Today, I was in my NHS clinic and saw one of my patients in the review clinic. What happens here is I review the progress a patient is making with them present. So this patient a 32 year old female netball player had sprained her ankle about 3 months ago, although the symptoms had resolved a lot over this period there still remained some tenderness around the ligaments at the front of the ankle. I tested the muscles adjacent the ankle for their strength. They were weak as might be expected because of the ongoing pain. I told her that we would need to create a programme for her to target these muscles. Then , it suddenly dawned on me that if she was weak there, where else might she be weak, so I then proceeded to test the quadriceps and gluteal muscles for strength. The relevance of these muscles is that they are are important anti gravity muscles involved in walking , standing and jumping "the activities needed for netball" and Guess what they were all weak!

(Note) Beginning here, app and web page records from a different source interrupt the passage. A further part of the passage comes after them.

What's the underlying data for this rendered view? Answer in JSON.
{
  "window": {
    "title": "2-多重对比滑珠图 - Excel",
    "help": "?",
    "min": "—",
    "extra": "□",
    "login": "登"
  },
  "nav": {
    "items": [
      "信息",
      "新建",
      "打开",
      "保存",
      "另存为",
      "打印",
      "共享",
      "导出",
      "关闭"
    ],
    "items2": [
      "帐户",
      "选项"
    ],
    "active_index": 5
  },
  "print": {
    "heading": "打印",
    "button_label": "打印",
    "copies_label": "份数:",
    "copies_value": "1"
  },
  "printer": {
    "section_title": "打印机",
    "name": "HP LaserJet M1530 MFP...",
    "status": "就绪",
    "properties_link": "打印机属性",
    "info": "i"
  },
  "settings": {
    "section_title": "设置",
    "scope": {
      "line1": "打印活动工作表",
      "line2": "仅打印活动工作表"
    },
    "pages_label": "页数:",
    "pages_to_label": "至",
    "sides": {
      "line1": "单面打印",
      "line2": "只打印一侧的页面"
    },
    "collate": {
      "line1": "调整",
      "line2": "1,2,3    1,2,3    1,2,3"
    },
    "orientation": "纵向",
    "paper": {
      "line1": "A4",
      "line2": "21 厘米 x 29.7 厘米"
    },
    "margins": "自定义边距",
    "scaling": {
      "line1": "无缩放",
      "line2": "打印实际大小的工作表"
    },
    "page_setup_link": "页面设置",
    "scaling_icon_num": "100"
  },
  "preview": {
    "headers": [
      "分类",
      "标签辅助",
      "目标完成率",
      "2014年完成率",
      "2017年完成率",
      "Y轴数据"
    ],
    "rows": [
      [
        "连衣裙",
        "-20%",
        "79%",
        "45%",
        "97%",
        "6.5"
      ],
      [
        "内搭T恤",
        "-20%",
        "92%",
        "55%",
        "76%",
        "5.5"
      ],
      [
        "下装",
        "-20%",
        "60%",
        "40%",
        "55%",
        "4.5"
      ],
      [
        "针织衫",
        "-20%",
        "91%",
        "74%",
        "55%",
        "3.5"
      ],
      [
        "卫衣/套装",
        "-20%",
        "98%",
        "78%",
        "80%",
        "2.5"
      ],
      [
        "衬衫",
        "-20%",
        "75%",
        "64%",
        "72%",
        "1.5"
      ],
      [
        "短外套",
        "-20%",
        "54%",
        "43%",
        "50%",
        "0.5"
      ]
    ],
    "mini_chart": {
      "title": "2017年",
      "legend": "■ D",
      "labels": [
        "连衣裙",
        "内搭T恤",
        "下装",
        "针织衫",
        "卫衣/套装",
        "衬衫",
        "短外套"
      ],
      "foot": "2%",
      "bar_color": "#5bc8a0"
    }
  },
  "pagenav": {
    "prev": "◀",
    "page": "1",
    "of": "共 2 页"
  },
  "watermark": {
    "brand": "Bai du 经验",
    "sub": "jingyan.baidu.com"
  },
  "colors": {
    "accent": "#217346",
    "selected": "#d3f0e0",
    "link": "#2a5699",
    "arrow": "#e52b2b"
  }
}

32 year old female netball player had sprained her ankle about 3 months ago
I asked her what she did in the gym and she explained that she had been going to the gym diligently for over 9 months using the bike and doing weights. I gave her a 8kg weight and asked her to do 8 repetitions of a split squat (lunge) slowly. By the time she had done 6 reps she needed to stop because of fatigue in her quadriceps.
8kg is not heavy! But for this patient it was clearly too much fo her weak muscles . So if 6 reps was enough to fatigue her in the very simple and controlled environment that I had created ..... she would have no chance in a game of netball where she would need to fend off players , jump, hop and decelerate her momentum after landing from jumps until she was strong! So the moral of the story is that you can not expect to perform complex activities safely until you have an effective foundation of strength.
Don't expect to perform complex activities safely until you have an effective foundation of strength.
All to often patients want to return to their sport or their preferred physical training activity before they have a baseline of strength , hoping that the activity or sport will get them strong again. This is mis-guided and often leads to re-injury because they have built a foundation on sticks or just not built one at all.
Don't, rush back to sport... Strength First!